“If residents would like to show their respects to Her Majesty the Queen, flowers can be left at the following locations, the paved area out the front of Blackdown House in Honiton, around and in front of the war memorial at The Strand in Exmouth, the lawn in Windsor Gardens at Seaton, The Green at Budleigh Salterton. Or you can donate to one of The Queen’s charities,” he said.
Councillor Chris Lockyear, Chair of Sidmouth Town Council, said: “On behalf of Sidmouth Town Council and the people of Sidmouth I would like to express my deep sadness at the announcement of the death of the Queen.
“She has served this nation with steadfastness and distinction for over 70 years and is the only monarch most of us will have known.
“As a sign of respect, flags will be flown at half-mast at Woolcombe House, the Three-Cornered Plot and elsewhere in Sidmouth.”

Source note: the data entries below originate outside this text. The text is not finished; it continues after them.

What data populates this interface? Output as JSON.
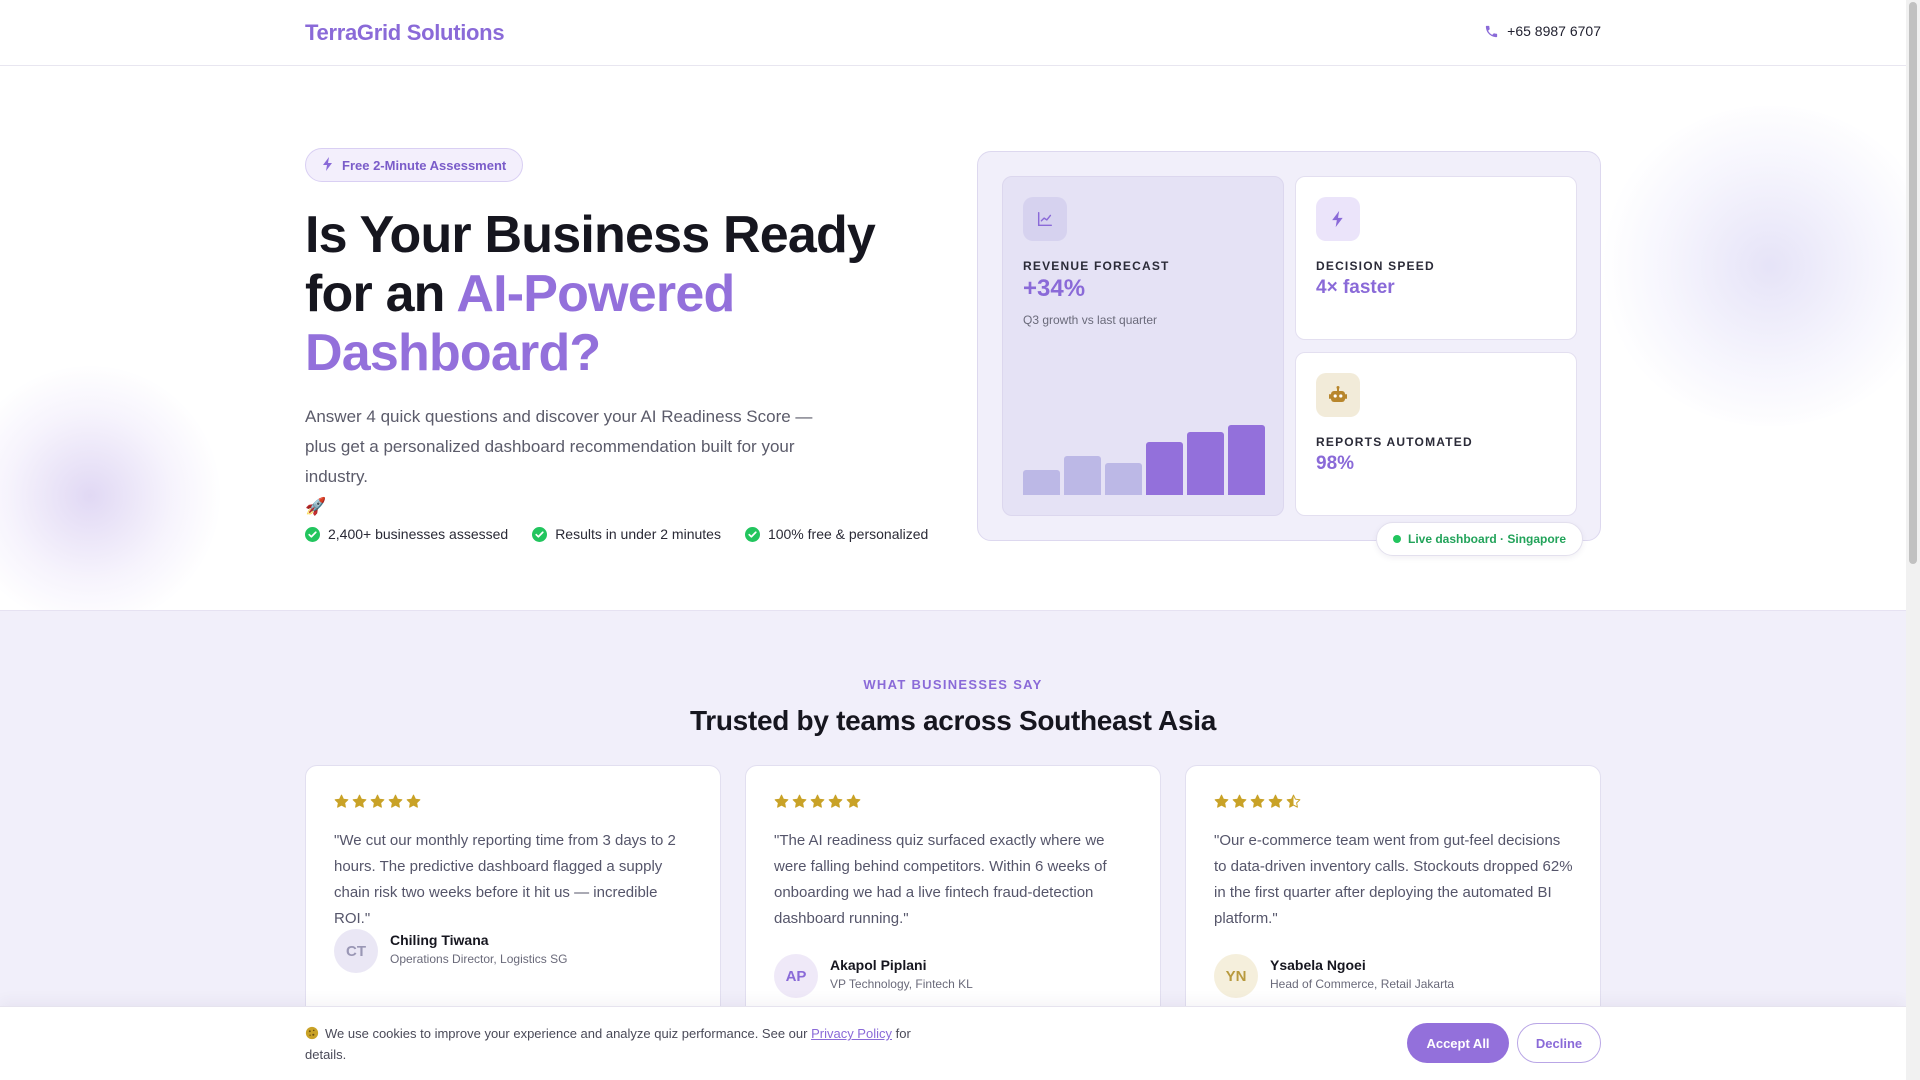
{
  "header": {
    "logo": "TerraGrid Solutions",
    "phone": "+65 8987 6707"
  },
  "hero": {
    "badge": "Free 2-Minute Assessment",
    "headline_part1": "Is Your Business Ready for an ",
    "headline_accent": "AI-Powered Dashboard?",
    "lead": "Answer 4 quick questions and discover your AI Readiness Score — plus get a personalized dashboard recommendation built for your industry.",
    "lead_emoji": "🚀",
    "checks": [
      "2,400+ businesses assessed",
      "Results in under 2 minutes",
      "100% free & personalized"
    ]
  },
  "dashboard": {
    "revenue": {
      "label": "REVENUE FORECAST",
      "value": "+34%",
      "sub": "Q3 growth vs last quarter",
      "icon": "chart-line-icon"
    },
    "speed": {
      "label": "DECISION SPEED",
      "value": "4× faster",
      "icon": "bolt-icon"
    },
    "reports": {
      "label": "REPORTS AUTOMATED",
      "value": "98%",
      "icon": "robot-icon"
    },
    "live_badge": "Live dashboard · Singapore",
    "bar_levels": [
      0.35,
      0.55,
      0.45,
      0.75,
      0.9,
      1.0
    ],
    "bar_colors": [
      "#bcb8e6",
      "#bcb8e6",
      "#bcb8e6",
      "#9370db",
      "#9370db",
      "#9370db"
    ]
  },
  "testimonials": {
    "eyebrow": "WHAT BUSINESSES SAY",
    "title": "Trusted by teams across Southeast Asia",
    "items": [
      {
        "rating": 5,
        "quote": "\"We cut our monthly reporting time from 3 days to 2 hours. The predictive dashboard flagged a supply chain risk two weeks before it hit us — incredible ROI.\"",
        "initials": "CT",
        "name": "Chiling Tiwana",
        "role": "Operations Director, Logistics SG",
        "avatar_bg": "#eae7f5",
        "avatar_color": "#9a97b5"
      },
      {
        "rating": 5,
        "quote": "\"The AI readiness quiz surfaced exactly where we were falling behind competitors. Within 6 weeks of onboarding we had a live fintech fraud-detection dashboard running.\"",
        "initials": "AP",
        "name": "Akapol Piplani",
        "role": "VP Technology, Fintech KL",
        "avatar_bg": "#efe9f8",
        "avatar_color": "#8a6ad8"
      },
      {
        "rating": 4.5,
        "quote": "\"Our e-commerce team went from gut-feel decisions to data-driven inventory calls. Stockouts dropped 62% in the first quarter after deploying the automated BI platform.\"",
        "initials": "YN",
        "name": "Ysabela Ngoei",
        "role": "Head of Commerce, Retail Jakarta",
        "avatar_bg": "#f5efdc",
        "avatar_color": "#b89a3e"
      }
    ]
  },
  "cookie": {
    "icon": "cookie-icon",
    "text_before": "We use cookies to improve your experience and analyze quiz performance. See our ",
    "link": "Privacy Policy",
    "text_after": " for details.",
    "accept": "Accept All",
    "decline": "Decline"
  },
  "colors": {
    "accent": "#9370db",
    "star": "#c9a227",
    "success": "#22c55e"
  }
}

He said a book of condolence would be opened at Woolcombe House, which anyone was welcome to sign.
Mayor of Exmouth, Councillor Steve Gazzard, said: “I am very saddened to hear that Her Majesty, The Queen has passed away. She was a wonderful servant to our country and has played such a significant part in most of our lives, it is difficult to imagine life without her.
“We will mourn her loss for a considerable time and our thoughts are with
“As a mark of respect, flags at the town hall, town centre and Jubilee Clock Tower are being
flown at half-mast during the mourning period, but will be raised briefly to celebrate the
proclamation of the new King.”
A book of condolence has been opened at Exmouth town hall. Flowers can be left around and in front of the war memorial at The Strand, in the town centre. A book of condolence can also be found at the Holy Trinity Church, in Rolle Street.
Flags will be flown at half-mast in Exmouth at the town hall, Jubilee clock tower, the town centre, LED, at the seafront lifeboat station and Manor Gardens.
On Sunday, September 11, at 10am, Holy Trinity Church, in Rolle Street, will hold a service of mourning and reflection in memory of Her Majesty, The Queen.
At 10am on Sunday, September 18, there will be a Holy Communion Service to commemorate Queen Elizabeth II.
Devon-wide charity Hospiscare said: “We are deeply saddened at the news of the death of Her Majesty the Queen. Our thoughts are with her family at this time.
“While our hearts are heavy, we are grateful for Her Majesty’s long and unwavering service to our nation.”
Devon and Somerset Fire and Rescue Service said it was ‘deeply saddened’ to hear of the Queen’s death.
“Our thoughts are with the Royal Family at this sad time,” the fire service said.
At around 12.30pm on Thursday (September 8) Buckingham Palace released a statement about the Queen’s health.
It said: “Following further evaluation this morning. The Queen’s doctors are concerned for Her Majesty’s health and have recommended she remain under medical supervision.
“The Queen remains comfortable and at Balmoral.”
A statement from Buckingham Palace:https://t.co/2x2oD289nL
— The Royal Family (@RoyalFamily) September 8, 2022
Soon after, members of the Royal family arrived at the Balmoral estate to be at the Queen’s side.
Then, later on Thursday evening, news came from Buckingham Palace that the Queen had died ‘peacefully’ at Balmoral Castle during the afternoon.
The Queen died peacefully at Balmoral this afternoon.
The King and The Queen Consort will remain at Balmoral this evening and will return to London tomorrow. pic.twitter.com/VfxpXro22W
— The Royal Family (@RoyalFamily) September 8, 2022
A statement followed from His Majesty King Charles III, at the time of the Queen’s death.
He said: “The death of my beloved Mother, her Majesty the Queen is a moment of the greatest sadness for me and all members of my family.
“We mourn profoundly the passing of a cherished Sovereign and a much-loved Mother. I know her loss will be deeply felt throughout the country, the Realms and the Commonwealth, and by countless people around the world.
“During this period of mourning and change, my family and I will be comforted and sustained by our knowledge of the respect and deep affection in which The Queen was so widely held.”
A statement from His Majesty The King: pic.twitter.com/AnBiyZCher
— The Royal Family (@RoyalFamily) September 8, 2022